Lastly, man’s nature seeks after the twisted and bizarre. This fact can be seen throughout dark-themed entertainment, in which authors and filmmakers push themselves to come up with the most macabre and warped images imaginable.
Satan counterfeits all Bible truths, including how God intends to work with the spirit in man. Humans were created in the “image and likeness” of a Creator who deemed everything He made as “very good” (Gen. 1:26, 31). Unlike any animal, mankind has taken on this trait—the ability to create.
God wants all of mankind to be endowed with His Holy Spirit, build His character, and use the human mind to invent, build and construct things that are “very good”—including right forms of entertainment. He always pushes for excellence and the highest quality.
Satan, on the other hand, instigates artists to always push the envelope, to be more extreme, and delve deeply into chaos, disorder, twisted spiritism—and all things “dark.”
God also designed man to have a connection with His Spirit and to be taught right knowledge through it. References to His “mysteries” are found throughout the Bible. Matthew 13:11 and Luke 8:10 mention the “mysteries of the kingdom.” Romans 16 states, “Now to Him that is of power to establish you according to my gospel, and the preaching of Jesus Christ, according to the revelation of the mystery, which was kept secret since the world began” (vs. 25).
In contrast, the devil has counterfeited this interest in a mysterious spirit realm through occult-themed entertainment and mystery religions that demand blind faith.
There is a huge difference between Satan’s counterfeits and God’s truth. The Creator always explains His truths in clear and logical language. In the end, His spiritual knowledge is both incredibly exciting and plainly understood. Not one doctrine within the Bible’s pages is inexplicable or needs to be irrationally believed. Notice Daniel 2: “He [God] reveals the deep and secret things: He knows what is in the darkness, and the light dwells with Him” (vs. 22).
The pinnacle of God’s “mysteries” is the purpose for mankind. Real Truth editor-in-chief David C. Pack sets up this topic in the introduction to his book The Awesome Potential of Man: “The very greatest question is ‘Does God have a master plan?’ and, if so, what is it? The answer is that He does, and it carries many exciting details—all of which you can know. You will learn that God’s purpose is immutable, that it cannot be overthrown or defeated.

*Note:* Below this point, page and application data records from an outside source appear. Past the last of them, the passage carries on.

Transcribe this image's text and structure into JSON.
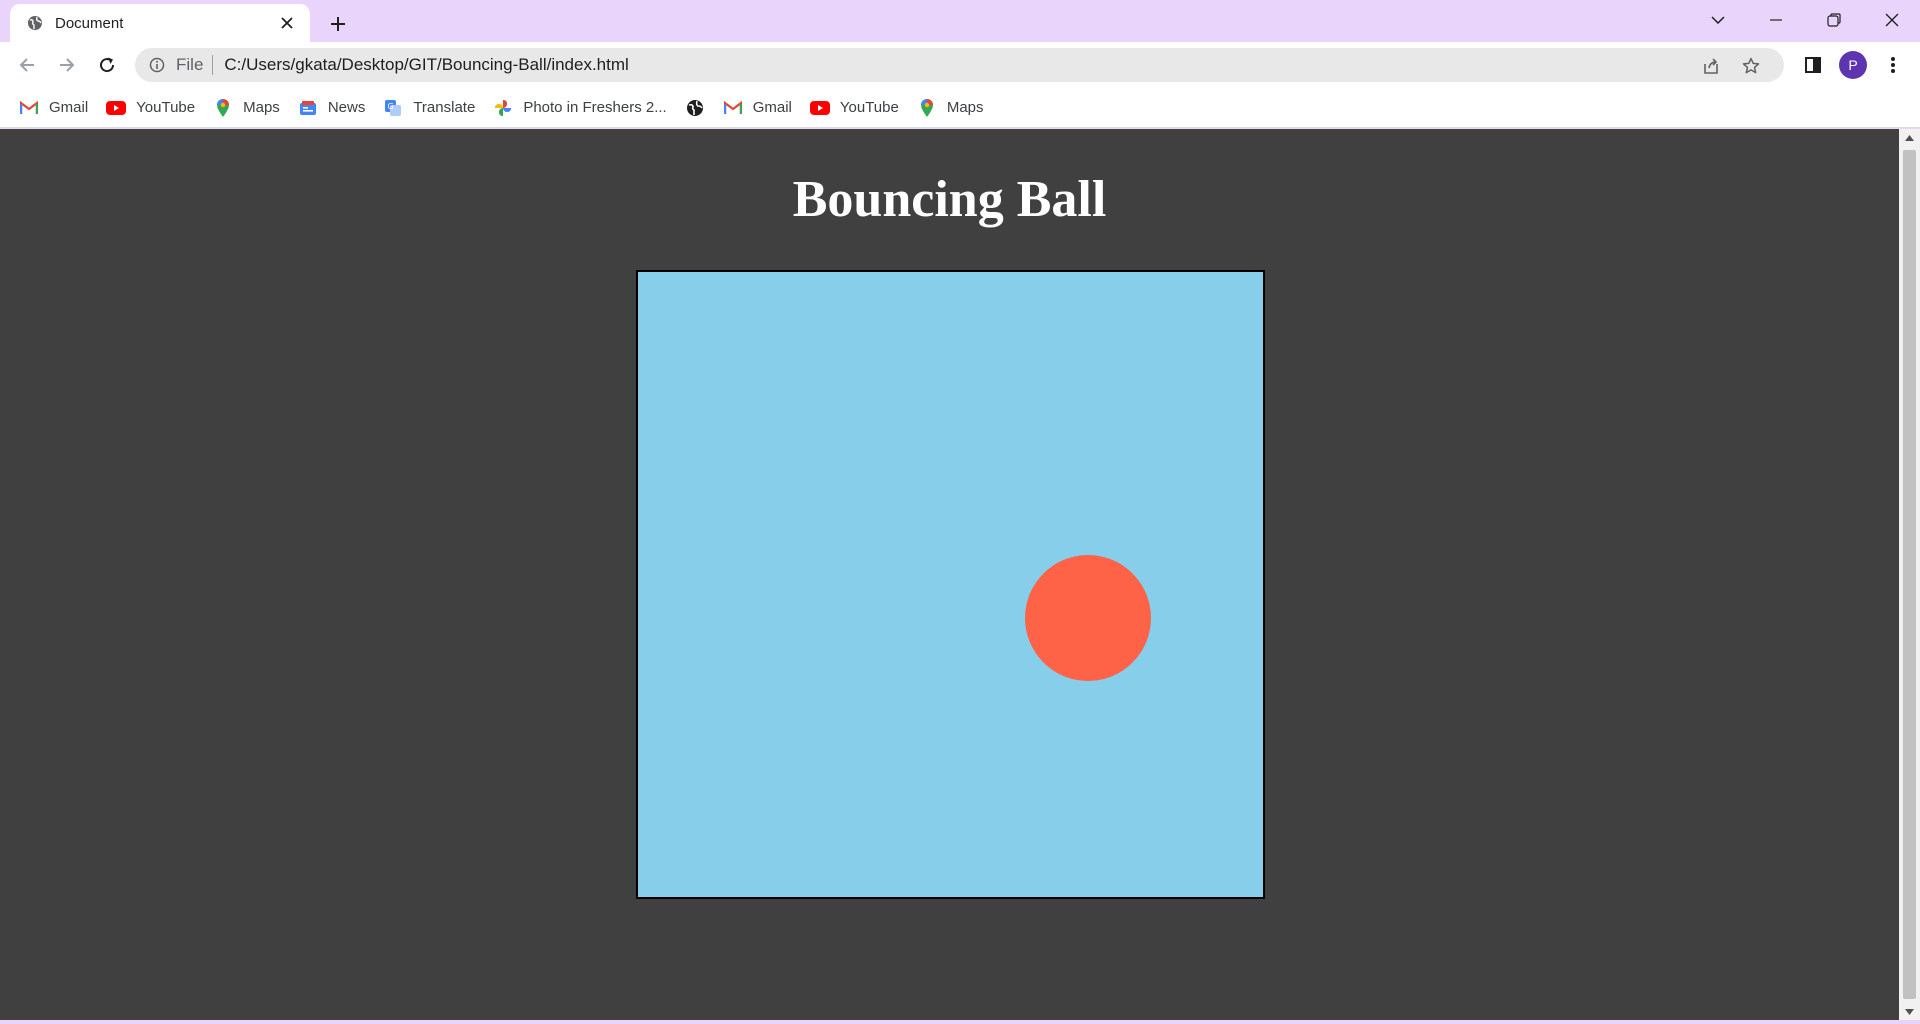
{
  "browser": {
    "tab": {
      "title": "Document",
      "favicon": "globe-icon"
    },
    "address": {
      "scheme": "File",
      "url": "C:/Users/gkata/Desktop/GIT/Bouncing-Ball/index.html"
    },
    "profile_initial": "P",
    "bookmarks": [
      {
        "label": "Gmail",
        "icon": "gmail-icon"
      },
      {
        "label": "YouTube",
        "icon": "youtube-icon"
      },
      {
        "label": "Maps",
        "icon": "maps-icon"
      },
      {
        "label": "News",
        "icon": "news-icon"
      },
      {
        "label": "Translate",
        "icon": "translate-icon"
      },
      {
        "label": "Photo in Freshers 2...",
        "icon": "photos-icon"
      },
      {
        "label": "",
        "icon": "globe-icon"
      },
      {
        "label": "Gmail",
        "icon": "gmail-icon"
      },
      {
        "label": "YouTube",
        "icon": "youtube-icon"
      },
      {
        "label": "Maps",
        "icon": "maps-icon"
      }
    ],
    "colors": {
      "tabstrip": "#e9d5fb",
      "avatar": "#5e35b1"
    }
  },
  "page": {
    "title": "Bouncing Ball",
    "colors": {
      "background": "#404040",
      "stage": "#87ceeb",
      "ball": "#ff6347"
    }
  }
}
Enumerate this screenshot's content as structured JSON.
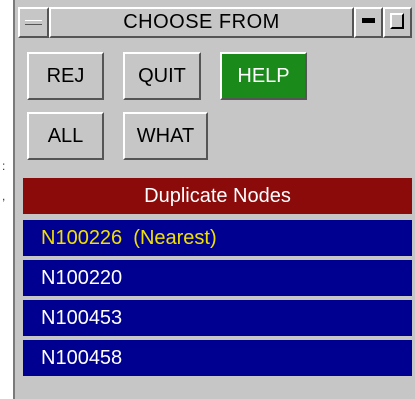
{
  "window": {
    "title": "CHOOSE FROM"
  },
  "buttons": {
    "rej": "REJ",
    "quit": "QUIT",
    "help": "HELP",
    "all": "ALL",
    "what": "WHAT"
  },
  "list": {
    "header": "Duplicate Nodes",
    "items": [
      "N100226  (Nearest)",
      "N100220",
      "N100453",
      "N100458"
    ]
  },
  "edge_marks": [
    ":",
    ","
  ],
  "colors": {
    "panel": "#c6c6c6",
    "help_button": "#1a8a1a",
    "list_header": "#8b0a0a",
    "list_item": "#000090",
    "nearest_text": "#f0e000"
  },
  "icons": [
    "window-menu-icon",
    "minimize-icon",
    "maximize-icon"
  ]
}
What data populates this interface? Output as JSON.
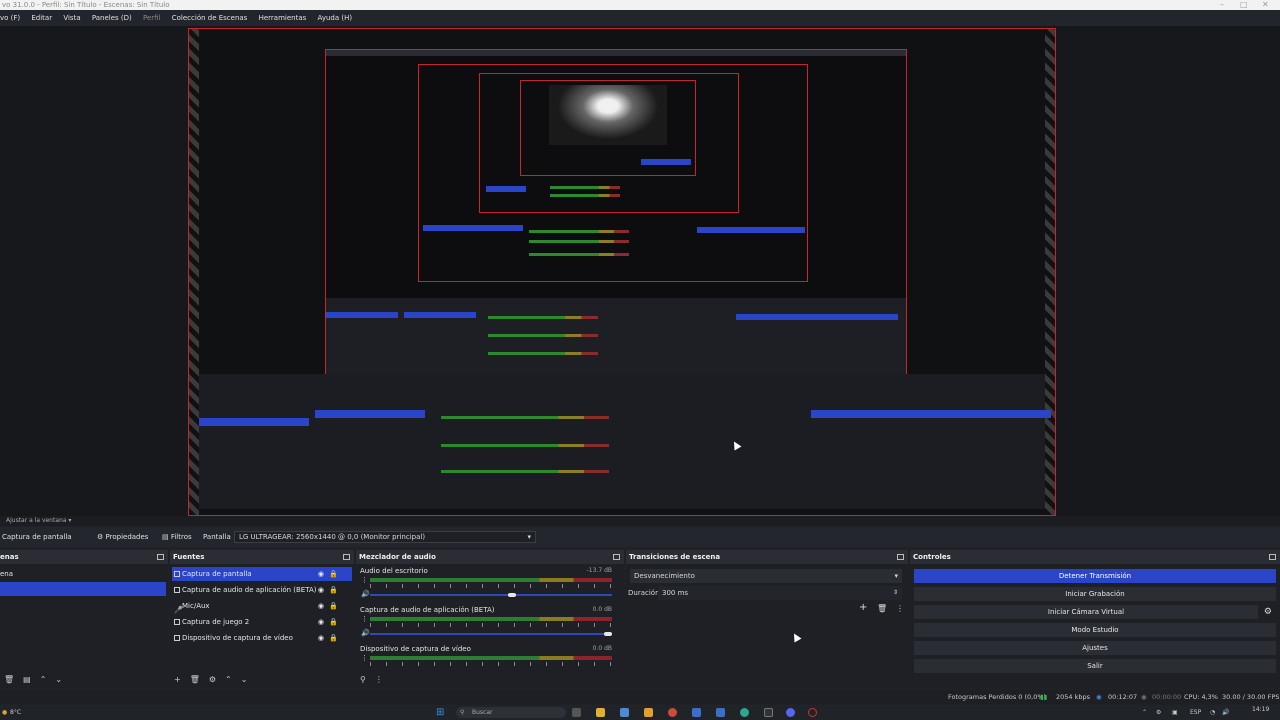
{
  "titlebar": {
    "title": "vo 31.0.0 - Perfil: Sin Título - Escenas: Sin Título"
  },
  "menu": [
    {
      "label": "vo (F)"
    },
    {
      "label": "Editar"
    },
    {
      "label": "Vista"
    },
    {
      "label": "Paneles (D)"
    },
    {
      "label": "Perfil",
      "dim": true
    },
    {
      "label": "Colección de Escenas"
    },
    {
      "label": "Herramientas"
    },
    {
      "label": "Ayuda (H)"
    }
  ],
  "statusline": {
    "text": "Ajustar a la ventana"
  },
  "toolbar": {
    "source_name": "Captura de pantalla",
    "properties": "Propiedades",
    "filters": "Filtros",
    "display_label": "Pantalla",
    "display_value": "LG ULTRAGEAR: 2560x1440 @ 0,0 (Monitor principal)"
  },
  "scenes": {
    "title": "enas",
    "items": [
      "ena"
    ]
  },
  "sources": {
    "title": "Fuentes",
    "items": [
      {
        "label": "Captura de pantalla",
        "icon": "monitor-icon",
        "selected": true
      },
      {
        "label": "Captura de audio de aplicación (BETA)",
        "icon": "window-icon",
        "selected": false
      },
      {
        "label": "Mic/Aux",
        "icon": "mic-icon",
        "selected": false
      },
      {
        "label": "Captura de juego 2",
        "icon": "gamepad-icon",
        "selected": false
      },
      {
        "label": "Dispositivo de captura de vídeo",
        "icon": "camera-icon",
        "selected": false
      }
    ]
  },
  "mixer": {
    "title": "Mezclador de audio",
    "channels": [
      {
        "name": "Audio del escritorio",
        "db": "-13.7 dB",
        "volume": 0.88
      },
      {
        "name": "Captura de audio de aplicación (BETA)",
        "db": "0.0 dB",
        "volume": 1.0
      },
      {
        "name": "Dispositivo de captura de vídeo",
        "db": "0.0 dB",
        "volume": 1.0
      }
    ]
  },
  "transitions": {
    "title": "Transiciones de escena",
    "type": "Desvanecimiento",
    "duration_label": "Duración",
    "duration_value": "300 ms"
  },
  "controls": {
    "title": "Controles",
    "buttons": [
      "Detener Transmisión",
      "Iniciar Grabación",
      "Iniciar Cámara Virtual",
      "Modo Estudio",
      "Ajustes",
      "Salir"
    ]
  },
  "stats": {
    "dropped": "Fotogramas Perdidos 0 (0,0%)",
    "bitrate": "2054 kbps",
    "stream_time": "00:12:07",
    "rec_time": "00:00:00",
    "cpu": "CPU: 4,3%",
    "fps": "30.00 / 30.00 FPS"
  },
  "taskbar": {
    "weather": "8°C",
    "search_placeholder": "Buscar",
    "lang": "ESP",
    "time": "14:19"
  },
  "colors": {
    "accent": "#2b45c8",
    "preview_border": "#c8252b",
    "bg": "#1e2026"
  }
}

“You can also know of your place within it. In fact, if you read this entire book, you soon will.
“This volume answers every one of the most important questions that should be on your mind, including many others you would not know to ask—but need to understand. None of the answers are what you expect. Neither are they what ‘educated’ so-called ‘scholars and theologians’ teach, because none can teach what they were never taught—what they never learned.
“You were put on Earth to fulfill an astonishing purpose—you hold a potential far surpassing your very greatest expectations. Prepare now to be shocked at what it is—and inspired beyond your wildest imagination!”
Read the rest of The Awesome Potential of Man to understand your incredible human purpose. Within its pages, it shows how God “reveals the deep and secret things” throughout the Bible, and proves He wants “the light that dwells with Him” to also dwell within you.